Below are records. Find each line in them that holds the word "this" and copy it.

Entries shown:
++++++

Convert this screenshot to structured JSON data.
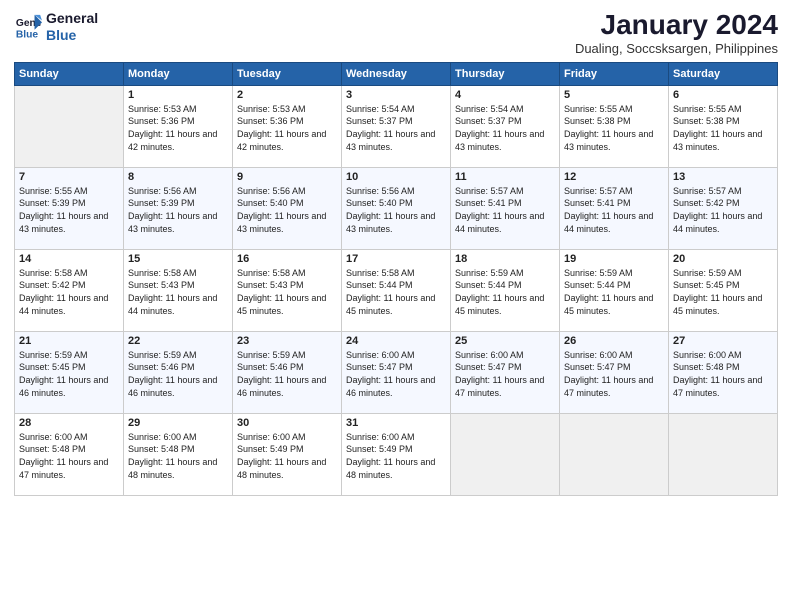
{
  "header": {
    "logo_line1": "General",
    "logo_line2": "Blue",
    "title": "January 2024",
    "subtitle": "Dualing, Soccsksargen, Philippines"
  },
  "days_of_week": [
    "Sunday",
    "Monday",
    "Tuesday",
    "Wednesday",
    "Thursday",
    "Friday",
    "Saturday"
  ],
  "weeks": [
    [
      {
        "day": "",
        "empty": true
      },
      {
        "day": "1",
        "sunrise": "5:53 AM",
        "sunset": "5:36 PM",
        "daylight": "11 hours and 42 minutes."
      },
      {
        "day": "2",
        "sunrise": "5:53 AM",
        "sunset": "5:36 PM",
        "daylight": "11 hours and 42 minutes."
      },
      {
        "day": "3",
        "sunrise": "5:54 AM",
        "sunset": "5:37 PM",
        "daylight": "11 hours and 43 minutes."
      },
      {
        "day": "4",
        "sunrise": "5:54 AM",
        "sunset": "5:37 PM",
        "daylight": "11 hours and 43 minutes."
      },
      {
        "day": "5",
        "sunrise": "5:55 AM",
        "sunset": "5:38 PM",
        "daylight": "11 hours and 43 minutes."
      },
      {
        "day": "6",
        "sunrise": "5:55 AM",
        "sunset": "5:38 PM",
        "daylight": "11 hours and 43 minutes."
      }
    ],
    [
      {
        "day": "7",
        "sunrise": "5:55 AM",
        "sunset": "5:39 PM",
        "daylight": "11 hours and 43 minutes."
      },
      {
        "day": "8",
        "sunrise": "5:56 AM",
        "sunset": "5:39 PM",
        "daylight": "11 hours and 43 minutes."
      },
      {
        "day": "9",
        "sunrise": "5:56 AM",
        "sunset": "5:40 PM",
        "daylight": "11 hours and 43 minutes."
      },
      {
        "day": "10",
        "sunrise": "5:56 AM",
        "sunset": "5:40 PM",
        "daylight": "11 hours and 43 minutes."
      },
      {
        "day": "11",
        "sunrise": "5:57 AM",
        "sunset": "5:41 PM",
        "daylight": "11 hours and 44 minutes."
      },
      {
        "day": "12",
        "sunrise": "5:57 AM",
        "sunset": "5:41 PM",
        "daylight": "11 hours and 44 minutes."
      },
      {
        "day": "13",
        "sunrise": "5:57 AM",
        "sunset": "5:42 PM",
        "daylight": "11 hours and 44 minutes."
      }
    ],
    [
      {
        "day": "14",
        "sunrise": "5:58 AM",
        "sunset": "5:42 PM",
        "daylight": "11 hours and 44 minutes."
      },
      {
        "day": "15",
        "sunrise": "5:58 AM",
        "sunset": "5:43 PM",
        "daylight": "11 hours and 44 minutes."
      },
      {
        "day": "16",
        "sunrise": "5:58 AM",
        "sunset": "5:43 PM",
        "daylight": "11 hours and 45 minutes."
      },
      {
        "day": "17",
        "sunrise": "5:58 AM",
        "sunset": "5:44 PM",
        "daylight": "11 hours and 45 minutes."
      },
      {
        "day": "18",
        "sunrise": "5:59 AM",
        "sunset": "5:44 PM",
        "daylight": "11 hours and 45 minutes."
      },
      {
        "day": "19",
        "sunrise": "5:59 AM",
        "sunset": "5:44 PM",
        "daylight": "11 hours and 45 minutes."
      },
      {
        "day": "20",
        "sunrise": "5:59 AM",
        "sunset": "5:45 PM",
        "daylight": "11 hours and 45 minutes."
      }
    ],
    [
      {
        "day": "21",
        "sunrise": "5:59 AM",
        "sunset": "5:45 PM",
        "daylight": "11 hours and 46 minutes."
      },
      {
        "day": "22",
        "sunrise": "5:59 AM",
        "sunset": "5:46 PM",
        "daylight": "11 hours and 46 minutes."
      },
      {
        "day": "23",
        "sunrise": "5:59 AM",
        "sunset": "5:46 PM",
        "daylight": "11 hours and 46 minutes."
      },
      {
        "day": "24",
        "sunrise": "6:00 AM",
        "sunset": "5:47 PM",
        "daylight": "11 hours and 46 minutes."
      },
      {
        "day": "25",
        "sunrise": "6:00 AM",
        "sunset": "5:47 PM",
        "daylight": "11 hours and 47 minutes."
      },
      {
        "day": "26",
        "sunrise": "6:00 AM",
        "sunset": "5:47 PM",
        "daylight": "11 hours and 47 minutes."
      },
      {
        "day": "27",
        "sunrise": "6:00 AM",
        "sunset": "5:48 PM",
        "daylight": "11 hours and 47 minutes."
      }
    ],
    [
      {
        "day": "28",
        "sunrise": "6:00 AM",
        "sunset": "5:48 PM",
        "daylight": "11 hours and 47 minutes."
      },
      {
        "day": "29",
        "sunrise": "6:00 AM",
        "sunset": "5:48 PM",
        "daylight": "11 hours and 48 minutes."
      },
      {
        "day": "30",
        "sunrise": "6:00 AM",
        "sunset": "5:49 PM",
        "daylight": "11 hours and 48 minutes."
      },
      {
        "day": "31",
        "sunrise": "6:00 AM",
        "sunset": "5:49 PM",
        "daylight": "11 hours and 48 minutes."
      },
      {
        "day": "",
        "empty": true
      },
      {
        "day": "",
        "empty": true
      },
      {
        "day": "",
        "empty": true
      }
    ]
  ],
  "labels": {
    "sunrise": "Sunrise:",
    "sunset": "Sunset:",
    "daylight": "Daylight:"
  }
}
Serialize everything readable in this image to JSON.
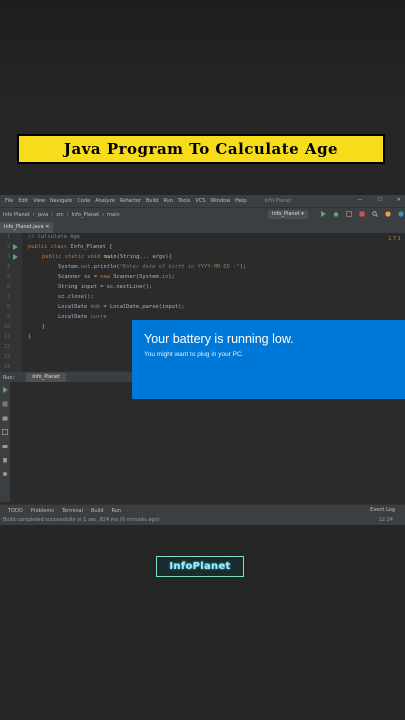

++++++

Final answer:
Convert this screenshot to structured JSON data.
Serialize everything readable in this image to JSON.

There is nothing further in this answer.